Morning Mix: Nevada, New Hampshire Still In Primary Battle

Last night’s Nevada debate may have brought many of the Republican candidates together on one stage, but it’s done nothing to bring together the early endorsing states, who are still fighting to decide who gets to hold their election contests first.

Even with multiple candidates threatening to boycott Nevada all together, New Hampshire is still considering holding a primary in December, a move that is completely unprecedented.  The Secretary of State is still saying “all options are on the table,” despite pushback even from his own local party to consider just holding the event on January 10th.

Since Iowa has now pulled the trigger and officially made January 3rd their caucus date, regardless of whatever finally shakes out with New Hampshire, they’ve also made sure to  publicly announce their  support for New Hampshire. Iowa has even pointed a finger at Florida for starting the whole early primary mess in the first place when they moved their primary up to January 31st.

But New Hampshire is focusing all of their ire on Nevada, even publishing a “BoycottNevada” website and putting all of their might behind forcing Mitt Romney out of campaigning in Nevada all together.  One local paper wrote, “Romney is willing to sacrifice an institution beneficial to the republic (the New Hampshire primary) for his own political advantage. Of course, Romney could put New Hampshire voters’ minds at ease about his commitment to the primary and the value of selecting candidates the old-fashioned way. He could join the Nevada boycott. Or not. Either way, New Hampshire is watching.”

Then again, after Romney’s biff on the Nevada foreclosure crisis, maybe he’s better off boycotting Nevada anyway.


Photo credit: Jonathan McIntosh


Winn Adams
Winn A6 years ago

Thanks for the info

Jamie Clemons
Jamie Clemons6 years ago

They need to the whole process and start calling it who is the biggest loser... oh wait thats a tv show.

Kate Kenner
Kate K6 years ago

I'm telling you they are like kids who have to be first in line. Why can they not just grow up?

Gisela P.
Gisela P6 years ago

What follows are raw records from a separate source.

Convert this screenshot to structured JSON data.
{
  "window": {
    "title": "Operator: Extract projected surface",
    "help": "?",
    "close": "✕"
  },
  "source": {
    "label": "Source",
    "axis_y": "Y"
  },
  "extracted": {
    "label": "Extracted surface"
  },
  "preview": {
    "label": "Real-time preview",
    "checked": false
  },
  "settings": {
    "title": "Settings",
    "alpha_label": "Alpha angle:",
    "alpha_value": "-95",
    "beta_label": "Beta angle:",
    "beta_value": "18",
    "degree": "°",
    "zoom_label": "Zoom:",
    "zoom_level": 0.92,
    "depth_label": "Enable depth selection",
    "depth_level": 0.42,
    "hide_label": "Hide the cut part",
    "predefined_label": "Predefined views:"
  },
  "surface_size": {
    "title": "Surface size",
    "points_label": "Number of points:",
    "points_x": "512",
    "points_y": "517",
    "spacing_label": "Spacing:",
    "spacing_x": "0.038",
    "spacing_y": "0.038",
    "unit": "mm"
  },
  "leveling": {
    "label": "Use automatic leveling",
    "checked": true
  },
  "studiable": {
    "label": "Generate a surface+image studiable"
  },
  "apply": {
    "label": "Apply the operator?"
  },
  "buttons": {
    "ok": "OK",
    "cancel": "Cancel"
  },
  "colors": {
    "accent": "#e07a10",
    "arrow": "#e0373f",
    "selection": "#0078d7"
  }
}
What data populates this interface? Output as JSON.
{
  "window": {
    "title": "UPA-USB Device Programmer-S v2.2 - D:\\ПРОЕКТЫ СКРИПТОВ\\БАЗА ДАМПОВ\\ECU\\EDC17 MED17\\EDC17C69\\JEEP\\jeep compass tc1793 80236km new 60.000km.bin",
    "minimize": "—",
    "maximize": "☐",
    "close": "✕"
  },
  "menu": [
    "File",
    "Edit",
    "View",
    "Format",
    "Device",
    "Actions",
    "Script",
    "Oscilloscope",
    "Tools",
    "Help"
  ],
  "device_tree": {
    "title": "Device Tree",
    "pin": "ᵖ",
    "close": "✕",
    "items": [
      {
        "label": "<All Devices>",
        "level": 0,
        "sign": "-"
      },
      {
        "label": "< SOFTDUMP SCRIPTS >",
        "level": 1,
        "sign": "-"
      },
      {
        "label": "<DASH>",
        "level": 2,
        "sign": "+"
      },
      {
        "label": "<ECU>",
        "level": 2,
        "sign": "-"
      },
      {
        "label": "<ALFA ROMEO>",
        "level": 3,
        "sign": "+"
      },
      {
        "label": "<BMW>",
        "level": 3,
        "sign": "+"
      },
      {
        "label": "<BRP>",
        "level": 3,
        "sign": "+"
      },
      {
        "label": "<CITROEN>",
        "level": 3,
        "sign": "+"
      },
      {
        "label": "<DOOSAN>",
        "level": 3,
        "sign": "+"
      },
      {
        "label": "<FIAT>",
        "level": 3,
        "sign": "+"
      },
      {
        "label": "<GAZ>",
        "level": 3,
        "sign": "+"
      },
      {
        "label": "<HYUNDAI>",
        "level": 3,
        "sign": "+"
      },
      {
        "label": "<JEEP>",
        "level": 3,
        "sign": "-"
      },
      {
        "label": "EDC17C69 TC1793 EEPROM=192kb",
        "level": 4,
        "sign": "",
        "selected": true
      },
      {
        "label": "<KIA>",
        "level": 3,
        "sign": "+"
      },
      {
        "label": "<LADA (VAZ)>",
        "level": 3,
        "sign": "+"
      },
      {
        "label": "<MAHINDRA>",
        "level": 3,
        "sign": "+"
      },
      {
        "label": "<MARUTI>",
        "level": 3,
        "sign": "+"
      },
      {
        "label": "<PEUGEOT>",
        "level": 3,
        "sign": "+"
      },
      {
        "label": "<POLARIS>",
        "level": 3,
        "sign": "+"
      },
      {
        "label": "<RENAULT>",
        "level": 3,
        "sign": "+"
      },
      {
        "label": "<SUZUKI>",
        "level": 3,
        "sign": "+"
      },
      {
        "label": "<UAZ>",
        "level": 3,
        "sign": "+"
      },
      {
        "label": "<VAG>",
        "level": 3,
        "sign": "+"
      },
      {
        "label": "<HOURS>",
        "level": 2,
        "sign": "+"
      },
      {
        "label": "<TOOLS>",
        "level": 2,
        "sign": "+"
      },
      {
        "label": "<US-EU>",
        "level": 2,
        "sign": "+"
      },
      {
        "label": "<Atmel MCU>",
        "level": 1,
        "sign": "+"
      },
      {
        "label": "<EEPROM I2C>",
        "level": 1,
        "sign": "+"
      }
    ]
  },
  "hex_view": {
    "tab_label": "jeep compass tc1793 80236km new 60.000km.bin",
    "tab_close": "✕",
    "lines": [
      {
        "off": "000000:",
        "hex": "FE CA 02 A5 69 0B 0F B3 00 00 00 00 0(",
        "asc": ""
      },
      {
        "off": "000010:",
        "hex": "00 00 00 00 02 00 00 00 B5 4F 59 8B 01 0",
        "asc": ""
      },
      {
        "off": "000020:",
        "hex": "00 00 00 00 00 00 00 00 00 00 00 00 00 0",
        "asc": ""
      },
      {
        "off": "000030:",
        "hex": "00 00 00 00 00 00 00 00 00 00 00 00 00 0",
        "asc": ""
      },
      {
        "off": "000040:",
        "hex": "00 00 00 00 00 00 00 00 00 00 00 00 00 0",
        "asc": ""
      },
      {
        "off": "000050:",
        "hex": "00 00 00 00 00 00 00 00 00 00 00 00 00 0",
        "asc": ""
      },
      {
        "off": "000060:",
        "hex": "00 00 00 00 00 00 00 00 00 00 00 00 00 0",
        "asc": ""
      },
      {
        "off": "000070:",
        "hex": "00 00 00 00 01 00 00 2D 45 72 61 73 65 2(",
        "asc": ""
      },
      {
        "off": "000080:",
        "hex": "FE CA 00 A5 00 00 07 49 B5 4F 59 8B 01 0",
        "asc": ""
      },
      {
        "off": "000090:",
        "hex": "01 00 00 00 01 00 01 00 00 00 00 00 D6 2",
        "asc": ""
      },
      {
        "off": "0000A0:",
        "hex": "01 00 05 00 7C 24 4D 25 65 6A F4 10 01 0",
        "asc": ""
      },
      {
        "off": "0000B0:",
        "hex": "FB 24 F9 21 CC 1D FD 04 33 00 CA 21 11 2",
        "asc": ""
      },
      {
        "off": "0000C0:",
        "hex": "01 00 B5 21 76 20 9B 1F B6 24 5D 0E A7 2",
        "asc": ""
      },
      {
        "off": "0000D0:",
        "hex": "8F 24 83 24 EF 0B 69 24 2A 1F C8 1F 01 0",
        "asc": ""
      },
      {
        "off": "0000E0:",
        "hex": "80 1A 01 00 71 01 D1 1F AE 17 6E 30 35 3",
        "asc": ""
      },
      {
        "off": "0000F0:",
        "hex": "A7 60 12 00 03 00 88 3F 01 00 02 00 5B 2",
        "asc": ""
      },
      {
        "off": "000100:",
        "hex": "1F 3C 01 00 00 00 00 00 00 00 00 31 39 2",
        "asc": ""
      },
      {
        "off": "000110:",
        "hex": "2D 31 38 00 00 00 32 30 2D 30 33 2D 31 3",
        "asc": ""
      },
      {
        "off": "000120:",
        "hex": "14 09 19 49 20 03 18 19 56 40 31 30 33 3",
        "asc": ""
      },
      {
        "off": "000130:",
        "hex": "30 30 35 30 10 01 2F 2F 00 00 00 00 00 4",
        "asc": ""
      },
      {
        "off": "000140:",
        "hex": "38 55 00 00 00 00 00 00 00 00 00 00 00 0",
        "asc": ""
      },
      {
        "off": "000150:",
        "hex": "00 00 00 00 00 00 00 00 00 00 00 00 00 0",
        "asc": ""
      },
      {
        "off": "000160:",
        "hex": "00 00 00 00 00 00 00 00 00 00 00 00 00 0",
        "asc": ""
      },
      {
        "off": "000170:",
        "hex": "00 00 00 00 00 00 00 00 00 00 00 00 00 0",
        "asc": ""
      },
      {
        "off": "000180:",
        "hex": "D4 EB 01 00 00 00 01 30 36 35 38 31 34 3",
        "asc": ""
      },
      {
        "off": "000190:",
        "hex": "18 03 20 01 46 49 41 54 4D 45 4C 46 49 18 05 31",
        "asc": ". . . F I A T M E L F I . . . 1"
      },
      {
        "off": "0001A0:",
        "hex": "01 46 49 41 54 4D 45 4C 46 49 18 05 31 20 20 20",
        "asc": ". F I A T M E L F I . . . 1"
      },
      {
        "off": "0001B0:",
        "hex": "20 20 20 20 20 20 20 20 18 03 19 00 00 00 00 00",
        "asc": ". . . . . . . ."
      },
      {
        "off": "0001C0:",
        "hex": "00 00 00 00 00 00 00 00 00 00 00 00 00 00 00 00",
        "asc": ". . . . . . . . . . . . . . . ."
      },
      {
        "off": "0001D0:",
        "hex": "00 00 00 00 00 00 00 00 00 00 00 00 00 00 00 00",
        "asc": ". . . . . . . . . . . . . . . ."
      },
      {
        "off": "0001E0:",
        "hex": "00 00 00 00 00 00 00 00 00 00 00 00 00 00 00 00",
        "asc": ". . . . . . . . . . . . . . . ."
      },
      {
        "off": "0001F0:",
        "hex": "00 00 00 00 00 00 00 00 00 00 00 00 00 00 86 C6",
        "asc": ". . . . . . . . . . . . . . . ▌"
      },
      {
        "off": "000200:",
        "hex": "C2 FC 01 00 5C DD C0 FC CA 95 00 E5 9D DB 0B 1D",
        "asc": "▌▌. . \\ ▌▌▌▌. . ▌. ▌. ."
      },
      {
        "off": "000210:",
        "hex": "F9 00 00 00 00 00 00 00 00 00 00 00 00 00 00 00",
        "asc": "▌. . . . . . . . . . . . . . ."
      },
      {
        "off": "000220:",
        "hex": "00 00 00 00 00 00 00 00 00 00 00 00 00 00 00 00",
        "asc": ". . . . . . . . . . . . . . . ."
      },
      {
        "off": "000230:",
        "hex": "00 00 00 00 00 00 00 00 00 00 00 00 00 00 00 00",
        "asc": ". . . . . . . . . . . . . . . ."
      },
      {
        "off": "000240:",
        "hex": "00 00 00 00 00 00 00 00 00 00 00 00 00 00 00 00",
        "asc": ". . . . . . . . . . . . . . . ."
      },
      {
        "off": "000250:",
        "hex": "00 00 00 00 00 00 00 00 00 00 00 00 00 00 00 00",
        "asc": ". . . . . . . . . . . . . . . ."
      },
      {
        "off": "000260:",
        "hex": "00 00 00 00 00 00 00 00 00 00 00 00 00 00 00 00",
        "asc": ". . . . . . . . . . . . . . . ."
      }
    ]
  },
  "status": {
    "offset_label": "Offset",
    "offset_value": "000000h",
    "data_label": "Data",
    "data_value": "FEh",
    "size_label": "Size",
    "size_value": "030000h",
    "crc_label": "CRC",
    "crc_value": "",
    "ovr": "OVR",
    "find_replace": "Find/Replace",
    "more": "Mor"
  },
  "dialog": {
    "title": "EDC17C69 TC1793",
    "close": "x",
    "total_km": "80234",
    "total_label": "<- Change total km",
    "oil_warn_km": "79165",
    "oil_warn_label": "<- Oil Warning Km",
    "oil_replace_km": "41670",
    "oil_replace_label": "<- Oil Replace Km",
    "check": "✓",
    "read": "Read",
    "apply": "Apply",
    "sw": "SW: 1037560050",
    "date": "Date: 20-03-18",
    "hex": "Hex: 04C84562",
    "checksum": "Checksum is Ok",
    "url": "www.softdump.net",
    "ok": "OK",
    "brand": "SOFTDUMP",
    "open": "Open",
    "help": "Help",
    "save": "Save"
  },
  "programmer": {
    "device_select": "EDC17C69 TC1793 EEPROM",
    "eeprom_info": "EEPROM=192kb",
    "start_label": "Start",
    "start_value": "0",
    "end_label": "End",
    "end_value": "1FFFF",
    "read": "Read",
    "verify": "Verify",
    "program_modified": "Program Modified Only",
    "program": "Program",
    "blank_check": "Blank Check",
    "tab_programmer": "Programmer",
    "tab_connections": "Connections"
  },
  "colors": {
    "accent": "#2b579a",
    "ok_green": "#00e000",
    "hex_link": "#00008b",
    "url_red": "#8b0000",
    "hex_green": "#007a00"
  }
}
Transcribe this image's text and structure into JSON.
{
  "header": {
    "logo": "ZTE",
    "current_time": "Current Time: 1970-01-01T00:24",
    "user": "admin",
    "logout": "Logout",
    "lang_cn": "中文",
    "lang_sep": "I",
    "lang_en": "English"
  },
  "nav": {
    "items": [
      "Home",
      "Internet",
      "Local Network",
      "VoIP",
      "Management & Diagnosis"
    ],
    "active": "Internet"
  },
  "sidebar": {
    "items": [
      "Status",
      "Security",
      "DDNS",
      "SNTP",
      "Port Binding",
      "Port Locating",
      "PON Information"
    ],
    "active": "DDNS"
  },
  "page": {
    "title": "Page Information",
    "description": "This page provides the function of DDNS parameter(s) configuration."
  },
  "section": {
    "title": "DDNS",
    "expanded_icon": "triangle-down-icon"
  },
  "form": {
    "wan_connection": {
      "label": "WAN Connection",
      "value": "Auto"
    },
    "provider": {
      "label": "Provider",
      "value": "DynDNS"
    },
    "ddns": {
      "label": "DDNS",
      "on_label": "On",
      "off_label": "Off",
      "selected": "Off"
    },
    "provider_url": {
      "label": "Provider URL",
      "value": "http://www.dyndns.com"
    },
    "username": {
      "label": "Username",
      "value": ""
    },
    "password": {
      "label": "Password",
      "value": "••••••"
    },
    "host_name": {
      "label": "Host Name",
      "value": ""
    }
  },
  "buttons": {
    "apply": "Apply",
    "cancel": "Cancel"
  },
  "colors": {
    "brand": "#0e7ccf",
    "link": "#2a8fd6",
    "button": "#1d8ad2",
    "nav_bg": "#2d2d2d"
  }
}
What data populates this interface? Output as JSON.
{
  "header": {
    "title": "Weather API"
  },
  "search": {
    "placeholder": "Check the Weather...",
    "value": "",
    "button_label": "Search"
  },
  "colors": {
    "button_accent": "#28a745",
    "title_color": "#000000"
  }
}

I am from NH. It is written into our laws that we are the first primary. No matter what any other state may do, we will always be the first to vote (or caucus). What is killing this whole Democratic process is the infusion of money from unknown sources (thank you, Citizens United). What we need are laws that limit, not only all of that unlimited funding, but also all of the unlimited campaigning. People tend to only pay close attention near the end of that long road. Let's shorten the road. We all get sick of the endless campaign. We NEED solutions to our problems, NOT more people PROMISING, through all the endless campaigning, that those solutions are in sight. Let's give our elected officials the time to legislate, IF they can remember how to do that. And while the filibuster can be an important tool, it should NOT replace majority rule. We seriously need to get back to what the Founding Fathers had in mind when they set up this unique system of ours. That includes the whole Occupy movement, where the PEOPLE tell their government that it has lost its own way.

Philip A.
Philip Andrews6 years ago

It seems like the states are trying to be more relevant early on in an increasingly irrelevant election process.

patricia m lasek
patricia lasek6 years ago

The debates might be more interesting if you have intelligent people like you suggest, Lee.

Rita White
Rita White6 years ago


lee e.
lee e6 years ago

Why wait 4 years Patricia, why don't we have some Democratic candidates for 2016 out now, have ourselves a few debates, maybe with Hillary and Elizabeth Warren - show 'em what fer!!

patricia m lasek
patricia lasek6 years ago

The campaigning and debates are getting more ridiculous every cycle. Pretty soon they will start 4 years before the next election.